Sole custody is a rare arrangement in which one parent has complete physical and/or legal rights to the child. Sole custody is reserved for situations where it has been demonstrated that it’s not in the best interest of the children for both parents to make decisions about their care, such as in cases of child abuse or drug addiction. In cases of sole custody, the parent who does not have custody is called the “noncustodial” parent.
A noncustodial parent can still be given visitation time with their children, in some cases under supervision.

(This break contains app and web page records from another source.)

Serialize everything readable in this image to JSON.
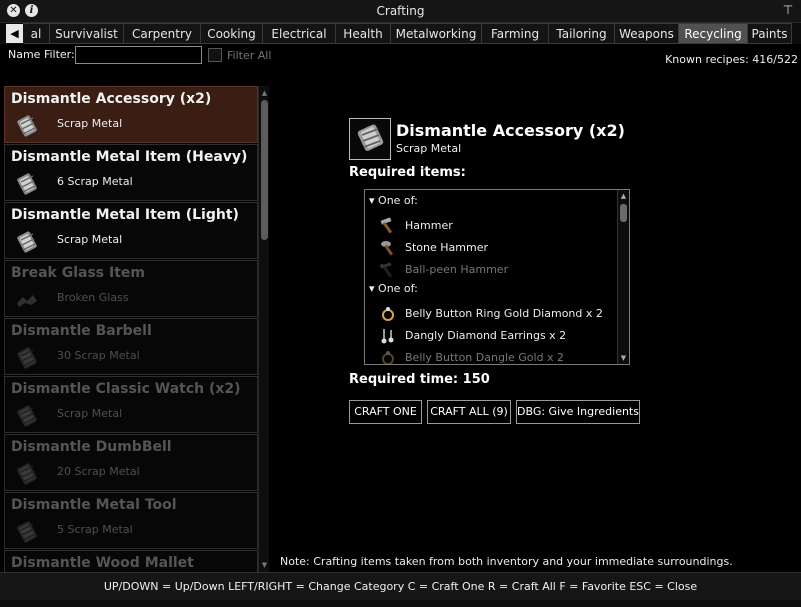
{
  "window": {
    "title": "Crafting"
  },
  "tabs": [
    {
      "label": "al",
      "active": false
    },
    {
      "label": "Survivalist",
      "active": false
    },
    {
      "label": "Carpentry",
      "active": false
    },
    {
      "label": "Cooking",
      "active": false
    },
    {
      "label": "Electrical",
      "active": false
    },
    {
      "label": "Health",
      "active": false
    },
    {
      "label": "Metalworking",
      "active": false
    },
    {
      "label": "Farming",
      "active": false
    },
    {
      "label": "Tailoring",
      "active": false
    },
    {
      "label": "Weapons",
      "active": false
    },
    {
      "label": "Recycling",
      "active": true
    },
    {
      "label": "Paints",
      "active": false
    }
  ],
  "filter": {
    "label": "Name Filter:",
    "value": "",
    "filter_all_label": "Filter All"
  },
  "known_recipes": "Known recipes: 416/522",
  "recipes": [
    {
      "name": "Dismantle Accessory (x2)",
      "output": "Scrap Metal",
      "icon": "scrap-metal-icon",
      "selected": true,
      "available": true
    },
    {
      "name": "Dismantle Metal Item (Heavy)",
      "output": "6 Scrap Metal",
      "icon": "scrap-metal-icon",
      "selected": false,
      "available": true
    },
    {
      "name": "Dismantle Metal Item (Light)",
      "output": "Scrap Metal",
      "icon": "scrap-metal-icon",
      "selected": false,
      "available": true
    },
    {
      "name": "Break Glass Item",
      "output": "Broken Glass",
      "icon": "broken-glass-icon",
      "selected": false,
      "available": false
    },
    {
      "name": "Dismantle Barbell",
      "output": "30 Scrap Metal",
      "icon": "scrap-metal-icon",
      "selected": false,
      "available": false
    },
    {
      "name": "Dismantle Classic Watch (x2)",
      "output": "Scrap Metal",
      "icon": "scrap-metal-icon",
      "selected": false,
      "available": false
    },
    {
      "name": "Dismantle DumbBell",
      "output": "20 Scrap Metal",
      "icon": "scrap-metal-icon",
      "selected": false,
      "available": false
    },
    {
      "name": "Dismantle Metal Tool",
      "output": "5 Scrap Metal",
      "icon": "scrap-metal-icon",
      "selected": false,
      "available": false
    },
    {
      "name": "Dismantle Wood Mallet",
      "output": "",
      "icon": "scrap-metal-icon",
      "selected": false,
      "available": false
    }
  ],
  "detail": {
    "name": "Dismantle Accessory (x2)",
    "output": "Scrap Metal",
    "icon": "scrap-metal-icon",
    "required_items_label": "Required items:",
    "groups": [
      {
        "header": "One of:",
        "items": [
          {
            "name": "Hammer",
            "icon": "hammer-icon",
            "available": true
          },
          {
            "name": "Stone Hammer",
            "icon": "stone-hammer-icon",
            "available": true
          },
          {
            "name": "Ball-peen Hammer",
            "icon": "ball-peen-hammer-icon",
            "available": false
          }
        ]
      },
      {
        "header": "One of:",
        "items": [
          {
            "name": "Belly Button Ring Gold Diamond x 2",
            "icon": "ring-icon",
            "available": true
          },
          {
            "name": "Dangly Diamond Earrings x 2",
            "icon": "earrings-icon",
            "available": true
          },
          {
            "name": "Belly Button Dangle Gold x 2",
            "icon": "ring-icon",
            "available": false
          }
        ]
      }
    ],
    "required_time": "Required time: 150"
  },
  "buttons": {
    "craft_one": "CRAFT ONE",
    "craft_all": "CRAFT ALL (9)",
    "debug": "DBG: Give Ingredients"
  },
  "note": "Note: Crafting items taken from both inventory and your immediate surroundings.",
  "footer": "UP/DOWN = Up/Down    LEFT/RIGHT = Change Category    C = Craft One    R = Craft All    F = Favorite    ESC = Close",
  "colors": {
    "selected_row": "#3a1e14",
    "active_tab": "#505050",
    "dim_text": "#555555"
  }
}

It’s more common to find cases where one parent has sole physical custody (the children live with one parent and have visits with the other parent) but both parents retain joint legal custody (the ability to make decisions about how the child will be raised, such as where they will go to school and what religious traditions they partake in). A Maryland child custody attorney can provide more information about this arrangement.